Saved data entries:
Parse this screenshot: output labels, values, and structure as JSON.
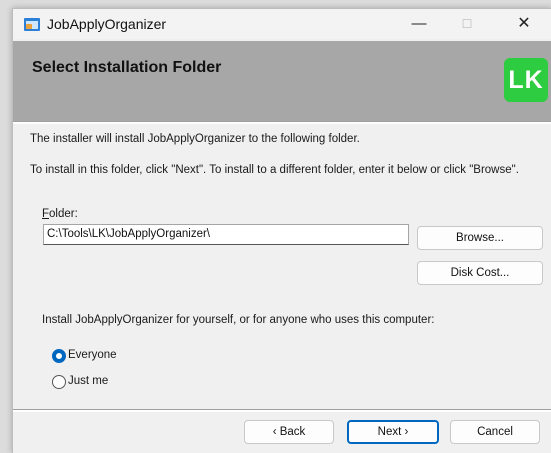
{
  "window": {
    "title": "JobApplyOrganizer",
    "controls": {
      "minimize": "—",
      "maximize": "☐",
      "close": "✕"
    }
  },
  "banner": {
    "title": "Select Installation Folder",
    "logo_text": "LK",
    "logo_color": "#2ecc40",
    "background": "#a7a7a7"
  },
  "body": {
    "intro": "The installer will install JobApplyOrganizer to the following folder.",
    "instructions": "To install in this folder, click \"Next\". To install to a different folder, enter it below or click \"Browse\".",
    "folder_label_accel": "F",
    "folder_label_rest": "older:",
    "folder_value": "C:\\Tools\\LK\\JobApplyOrganizer\\",
    "browse_label": "Browse...",
    "disk_cost_label": "Disk Cost...",
    "install_for_question": "Install JobApplyOrganizer for yourself, or for anyone who uses this computer:",
    "options": [
      {
        "label": "Everyone",
        "selected": true
      },
      {
        "label": "Just me",
        "selected": false
      }
    ]
  },
  "footer": {
    "back_label": "‹ Back",
    "next_label": "Next ›",
    "cancel_label": "Cancel"
  },
  "colors": {
    "accent": "#0067c0",
    "dialog_bg": "#f0f0f0"
  }
}
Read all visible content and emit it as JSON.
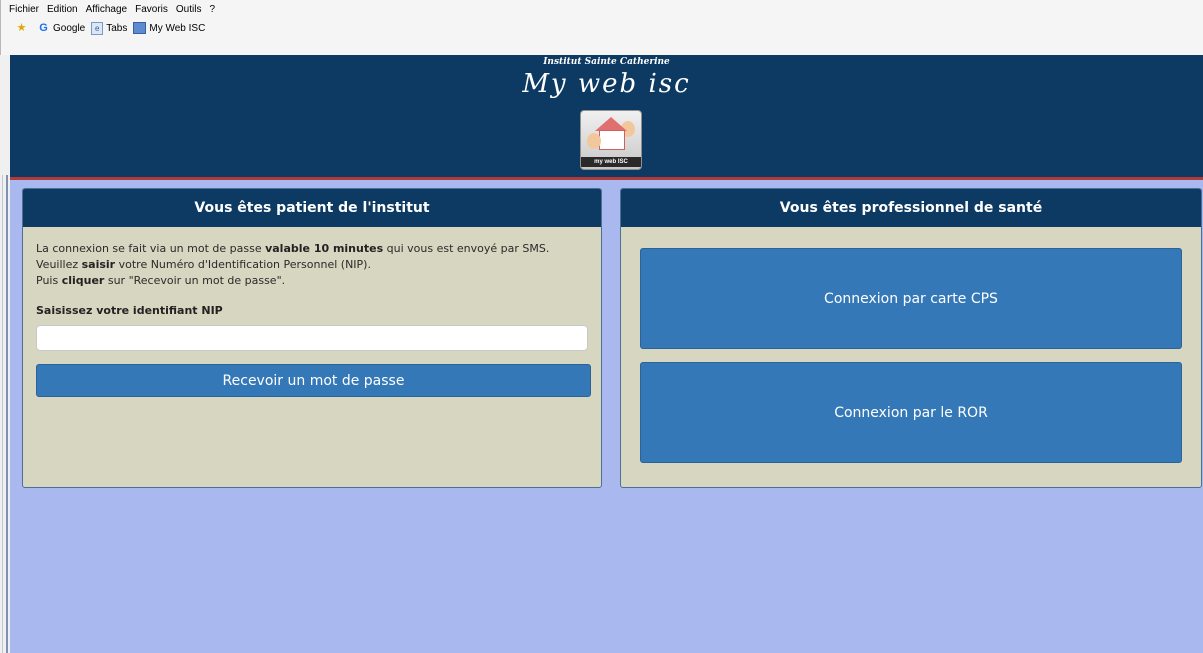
{
  "browser": {
    "menu": [
      "Fichier",
      "Edition",
      "Affichage",
      "Favoris",
      "Outils",
      "?"
    ],
    "favorites": [
      {
        "label": "Google",
        "icon": "google-icon"
      },
      {
        "label": "Tabs",
        "icon": "tabs-icon"
      },
      {
        "label": "My Web ISC",
        "icon": "web-page-icon"
      }
    ]
  },
  "header": {
    "institute": "Institut Sainte Catherine",
    "title": "My web isc",
    "logo_caption": "my web ISC",
    "background": "#0d3a63",
    "border_color": "#b03a3a"
  },
  "patient": {
    "title": "Vous êtes patient de l'institut",
    "line1_pre": "La connexion se fait via un mot de passe ",
    "line1_bold": "valable 10 minutes",
    "line1_post": " qui vous est envoyé par SMS.",
    "line2_pre": "Veuillez ",
    "line2_bold": "saisir",
    "line2_post": " votre Numéro d'Identification Personnel (NIP).",
    "line3_pre": "Puis ",
    "line3_bold": "cliquer",
    "line3_post": " sur \"Recevoir un mot de passe\".",
    "nip_label": "Saisissez votre identifiant NIP",
    "nip_value": "",
    "button": "Recevoir un mot de passe"
  },
  "professional": {
    "title": "Vous êtes professionnel de santé",
    "cps_button": "Connexion par carte CPS",
    "ror_button": "Connexion par le ROR"
  },
  "colors": {
    "page_background": "#a9b9f0",
    "panel_background": "#d7d6c0",
    "button": "#3578b7"
  }
}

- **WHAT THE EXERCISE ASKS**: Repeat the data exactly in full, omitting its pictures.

- **EXERCISE OUTPUT**:
Parse this screenshot: output labels, values, and structure as JSON.
{
  "window": {
    "title": "JobApplyOrganizer",
    "controls": {
      "minimize": "—",
      "maximize": "☐",
      "close": "✕"
    }
  },
  "banner": {
    "title": "Select Installation Folder",
    "logo_text": "LK",
    "logo_color": "#2ecc40",
    "background": "#a7a7a7"
  },
  "body": {
    "intro": "The installer will install JobApplyOrganizer to the following folder.",
    "instructions": "To install in this folder, click \"Next\". To install to a different folder, enter it below or click \"Browse\".",
    "folder_label_accel": "F",
    "folder_label_rest": "older:",
    "folder_value": "C:\\Tools\\LK\\JobApplyOrganizer\\",
    "browse_label": "Browse...",
    "disk_cost_label": "Disk Cost...",
    "install_for_question": "Install JobApplyOrganizer for yourself, or for anyone who uses this computer:",
    "options": [
      {
        "label": "Everyone",
        "selected": true
      },
      {
        "label": "Just me",
        "selected": false
      }
    ]
  },
  "footer": {
    "back_label": "‹ Back",
    "next_label": "Next ›",
    "cancel_label": "Cancel"
  },
  "colors": {
    "accent": "#0067c0",
    "dialog_bg": "#f0f0f0"
  }
}
Read all visible content and emit it as JSON.
{
  "browser": {
    "menu": [
      "Fichier",
      "Edition",
      "Affichage",
      "Favoris",
      "Outils",
      "?"
    ],
    "favorites": [
      {
        "label": "Google",
        "icon": "google-icon"
      },
      {
        "label": "Tabs",
        "icon": "tabs-icon"
      },
      {
        "label": "My Web ISC",
        "icon": "web-page-icon"
      }
    ]
  },
  "header": {
    "institute": "Institut Sainte Catherine",
    "title": "My web isc",
    "logo_caption": "my web ISC",
    "background": "#0d3a63",
    "border_color": "#b03a3a"
  },
  "patient": {
    "title": "Vous êtes patient de l'institut",
    "line1_pre": "La connexion se fait via un mot de passe ",
    "line1_bold": "valable 10 minutes",
    "line1_post": " qui vous est envoyé par SMS.",
    "line2_pre": "Veuillez ",
    "line2_bold": "saisir",
    "line2_post": " votre Numéro d'Identification Personnel (NIP).",
    "line3_pre": "Puis ",
    "line3_bold": "cliquer",
    "line3_post": " sur \"Recevoir un mot de passe\".",
    "nip_label": "Saisissez votre identifiant NIP",
    "nip_value": "",
    "button": "Recevoir un mot de passe"
  },
  "professional": {
    "title": "Vous êtes professionnel de santé",
    "cps_button": "Connexion par carte CPS",
    "ror_button": "Connexion par le ROR"
  },
  "colors": {
    "page_background": "#a9b9f0",
    "panel_background": "#d7d6c0",
    "button": "#3578b7"
  }
}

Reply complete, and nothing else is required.